Dataset records

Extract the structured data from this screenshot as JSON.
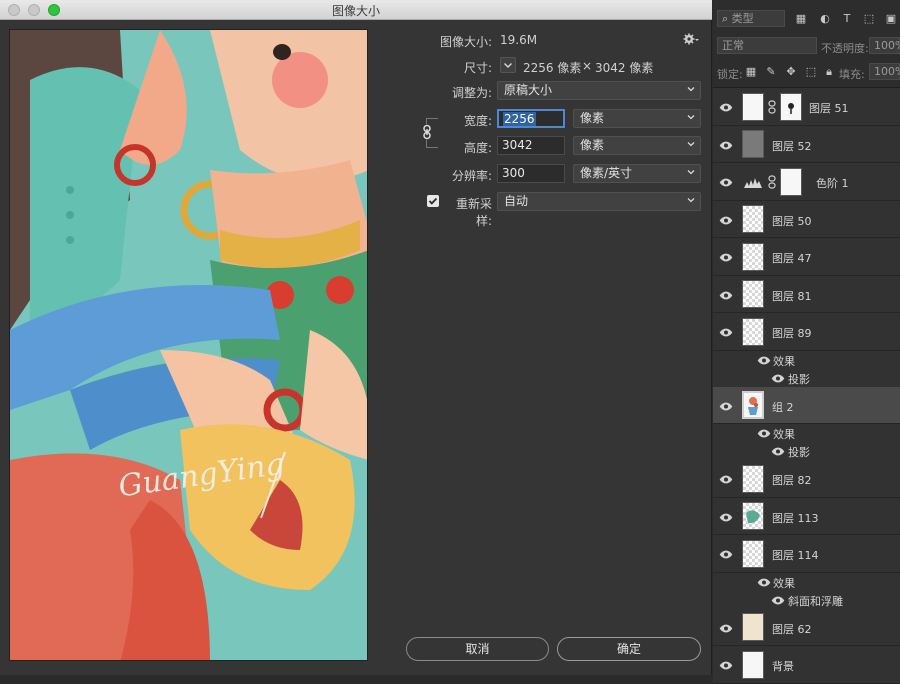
{
  "window": {
    "title": "图像大小"
  },
  "image_size": {
    "label": "图像大小:",
    "value": "19.6M"
  },
  "dimensions": {
    "label": "尺寸:",
    "width": "2256 像素",
    "times": "×",
    "height": "3042 像素"
  },
  "fit_to": {
    "label": "调整为:",
    "value": "原稿大小"
  },
  "width": {
    "label": "宽度:",
    "value": "2256",
    "unit": "像素"
  },
  "height": {
    "label": "高度:",
    "value": "3042",
    "unit": "像素"
  },
  "resolution": {
    "label": "分辨率:",
    "value": "300",
    "unit": "像素/英寸"
  },
  "resample": {
    "label": "重新采样:",
    "checked": true,
    "value": "自动"
  },
  "buttons": {
    "cancel": "取消",
    "ok": "确定"
  },
  "preview": {
    "watermark": "GuangYing"
  },
  "panel": {
    "filter_placeholder": "类型",
    "blend_mode": "正常",
    "opacity_label": "不透明度:",
    "opacity_value": "100%",
    "lock_label": "锁定:",
    "fill_label": "填充:",
    "fill_value": "100%"
  },
  "layers": [
    {
      "name": "图层 51",
      "thumb": "white",
      "mask": true,
      "selected": false
    },
    {
      "name": "图层 52",
      "thumb": "gray",
      "mask": false,
      "selected": false
    },
    {
      "name": "色阶 1",
      "thumb": "levels",
      "mask": true,
      "selected": false
    },
    {
      "name": "图层 50",
      "thumb": "checker",
      "mask": false,
      "selected": false
    },
    {
      "name": "图层 47",
      "thumb": "checker",
      "mask": false,
      "selected": false
    },
    {
      "name": "图层 81",
      "thumb": "checker",
      "mask": false,
      "selected": false
    },
    {
      "name": "图层 89",
      "thumb": "checker",
      "mask": false,
      "selected": false,
      "effects": [
        "效果",
        "投影"
      ]
    },
    {
      "name": "组 2",
      "thumb": "group",
      "mask": false,
      "selected": true,
      "effects": [
        "效果",
        "投影"
      ]
    },
    {
      "name": "图层 82",
      "thumb": "checker",
      "mask": false,
      "selected": false
    },
    {
      "name": "图层 113",
      "thumb": "checker",
      "mask": false,
      "selected": false
    },
    {
      "name": "图层 114",
      "thumb": "checker",
      "mask": false,
      "selected": false,
      "effects": [
        "效果",
        "斜面和浮雕"
      ]
    },
    {
      "name": "图层 62",
      "thumb": "cream",
      "mask": false,
      "selected": false
    },
    {
      "name": "背景",
      "thumb": "white",
      "mask": false,
      "selected": false
    }
  ]
}
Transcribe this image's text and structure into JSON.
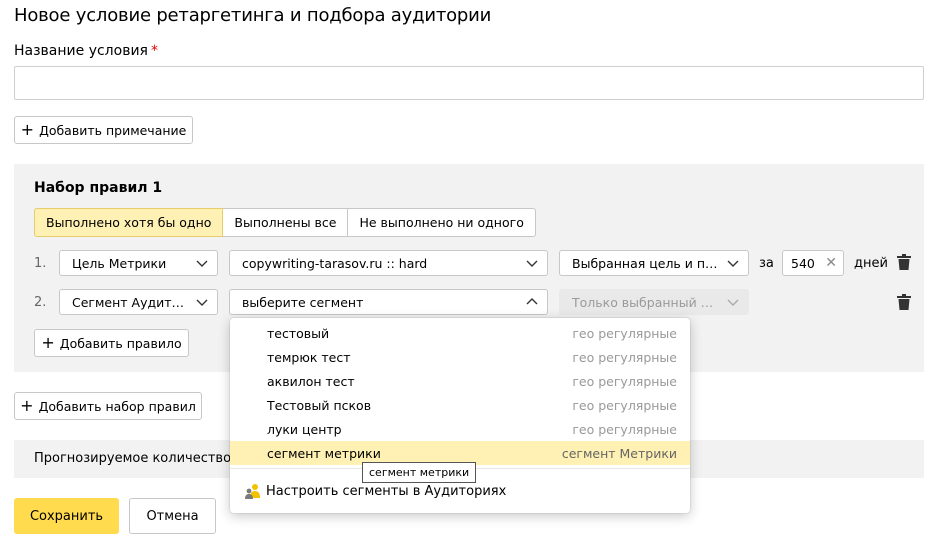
{
  "page": {
    "title": "Новое условие ретаргетинга и подбора аудитории",
    "name_label": "Название условия",
    "required_mark": "*",
    "name_value": "",
    "add_note_label": "Добавить примечание"
  },
  "ruleset": {
    "title": "Набор правил 1",
    "modes": [
      {
        "label": "Выполнено хотя бы одно",
        "active": true
      },
      {
        "label": "Выполнены все",
        "active": false
      },
      {
        "label": "Не выполнено ни одного",
        "active": false
      }
    ],
    "rules": [
      {
        "number": "1.",
        "type": "Цель Метрики",
        "goal": "copywriting-tarasov.ru :: hard",
        "mode": "Выбранная цель и похо…",
        "period_prefix": "за",
        "period_value": "540",
        "period_suffix": "дней"
      },
      {
        "number": "2.",
        "type": "Сегмент Аудиторий",
        "segment_placeholder": "выберите сегмент",
        "mode": "Только выбранный сег…"
      }
    ],
    "add_rule_label": "Добавить правило"
  },
  "add_ruleset_label": "Добавить набор правил",
  "forecast_label": "Прогнозируемое количество по",
  "footer": {
    "save_label": "Сохранить",
    "cancel_label": "Отмена"
  },
  "dropdown": {
    "items": [
      {
        "name": "тестовый",
        "tag": "гео регулярные"
      },
      {
        "name": "темрюк тест",
        "tag": "гео регулярные"
      },
      {
        "name": "аквилон тест",
        "tag": "гео регулярные"
      },
      {
        "name": "Тестовый псков",
        "tag": "гео регулярные"
      },
      {
        "name": "луки центр",
        "tag": "гео регулярные"
      },
      {
        "name": "сегмент метрики",
        "tag": "сегмент Метрики",
        "highlighted": true
      }
    ],
    "configure_link": "Настроить сегменты в Аудиториях",
    "tooltip": "сегмент метрики"
  },
  "colors": {
    "accent_yellow": "#ffdb4d",
    "active_segment": "#fff0b3",
    "panel_bg": "#f2f2f2",
    "required": "#e60000"
  },
  "icons": [
    "plus-icon",
    "chevron-down-icon",
    "chevron-up-icon",
    "clear-icon",
    "trash-icon",
    "audience-icon"
  ]
}
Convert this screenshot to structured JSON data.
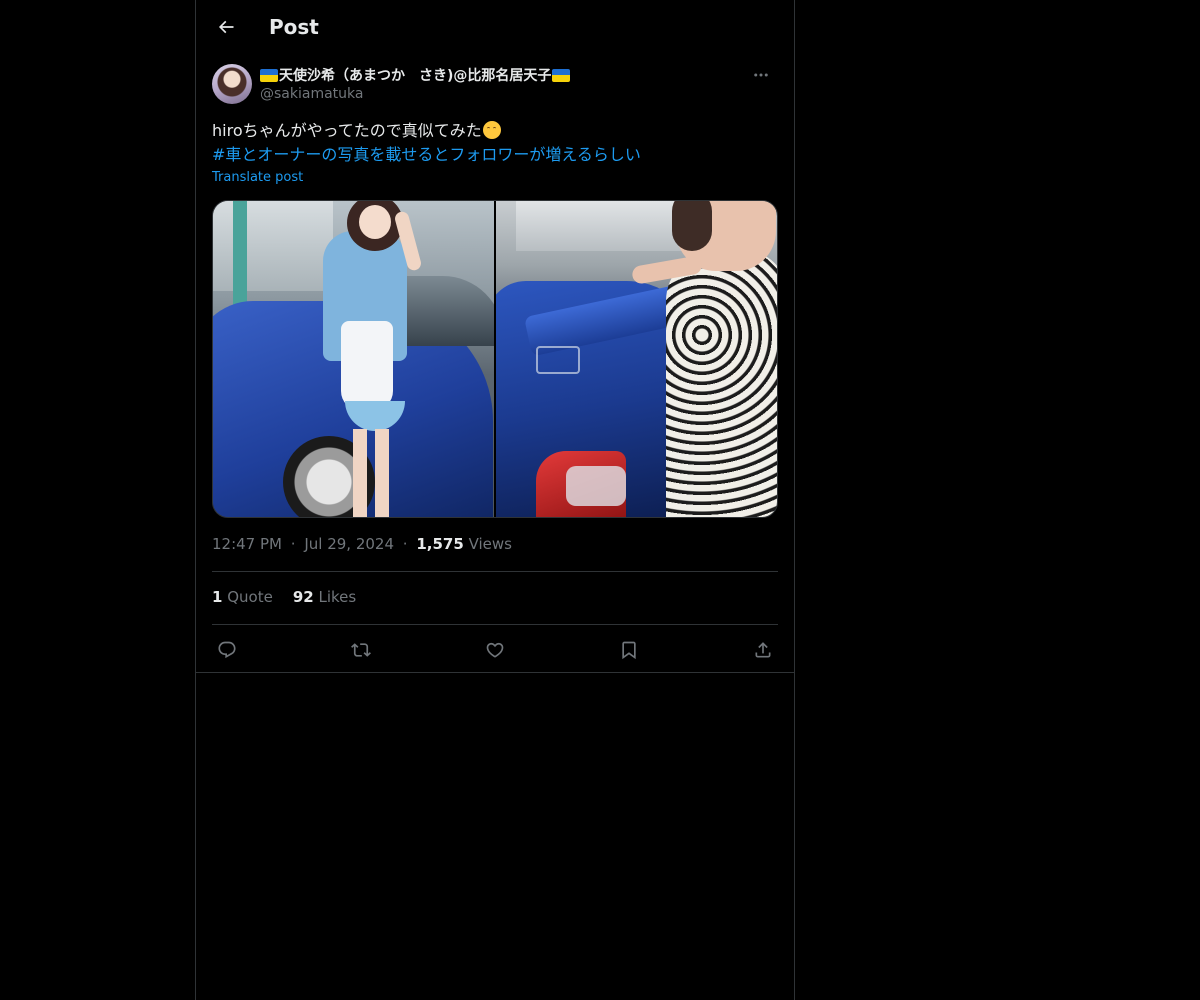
{
  "header": {
    "title": "Post",
    "back_icon": "arrow-left-icon"
  },
  "author": {
    "display_name": "天使沙希（あまつか　さき)@比那名居天子",
    "handle": "@sakiamatuka",
    "name_flags": [
      "ukraine-flag-icon",
      "ukraine-flag-icon"
    ]
  },
  "post": {
    "text": "hiroちゃんがやってたので真似てみた",
    "emoji": "hugging-face-emoji",
    "hashtag": "#車とオーナーの写真を載せるとフォロワーが増えるらしい",
    "translate_label": "Translate post",
    "media": [
      {
        "name": "photo-maid-with-car"
      },
      {
        "name": "photo-woman-with-car-spoiler"
      }
    ]
  },
  "meta": {
    "time": "12:47 PM",
    "separator": "·",
    "date": "Jul 29, 2024",
    "views_count": "1,575",
    "views_label": "Views"
  },
  "stats": {
    "quote_count": "1",
    "quote_label": "Quote",
    "likes_count": "92",
    "likes_label": "Likes"
  },
  "actions": [
    "reply-icon",
    "repost-icon",
    "like-icon",
    "bookmark-icon",
    "share-icon"
  ],
  "colors": {
    "background": "#000000",
    "text": "#e7e9ea",
    "secondary": "#71767b",
    "link": "#1d9bf0",
    "border": "#2f3336"
  }
}
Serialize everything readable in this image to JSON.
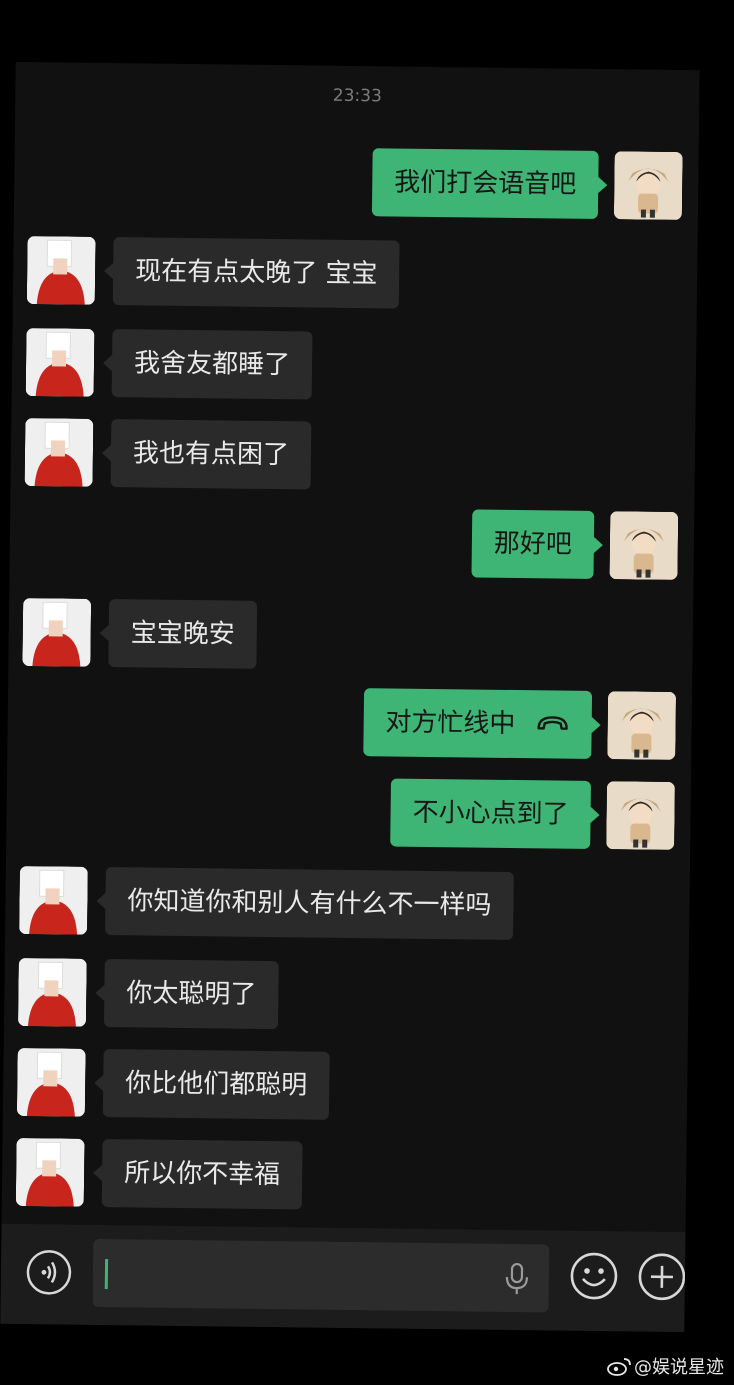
{
  "header": {
    "time": "23:33"
  },
  "messages": [
    {
      "side": "out",
      "text": "我们打会语音吧"
    },
    {
      "side": "in",
      "text": "现在有点太晚了 宝宝"
    },
    {
      "side": "in",
      "text": "我舍友都睡了"
    },
    {
      "side": "in",
      "text": "我也有点困了"
    },
    {
      "side": "out",
      "text": "那好吧"
    },
    {
      "side": "in",
      "text": "宝宝晚安"
    },
    {
      "side": "out",
      "text": "对方忙线中",
      "icon": "hangup-icon"
    },
    {
      "side": "out",
      "text": "不小心点到了"
    },
    {
      "side": "in",
      "text": "你知道你和别人有什么不一样吗"
    },
    {
      "side": "in",
      "text": "你太聪明了"
    },
    {
      "side": "in",
      "text": "你比他们都聪明"
    },
    {
      "side": "in",
      "text": "所以你不幸福"
    }
  ],
  "input_bar": {
    "voice_icon": "voice-mode-icon",
    "mic_icon": "microphone-icon",
    "emoji_icon": "emoji-icon",
    "plus_icon": "plus-icon",
    "value": ""
  },
  "watermark": {
    "text": "@娱说星迹",
    "icon": "weibo-icon"
  },
  "colors": {
    "outgoing_bubble": "#3eb575",
    "incoming_bubble": "#2a2a2a",
    "background": "#111111"
  }
}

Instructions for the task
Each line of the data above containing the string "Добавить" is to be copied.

Response to this task
    "add_note_label": "Добавить примечание"
    "add_rule_label": "Добавить правило"
  "add_ruleset_label": "Добавить набор правил",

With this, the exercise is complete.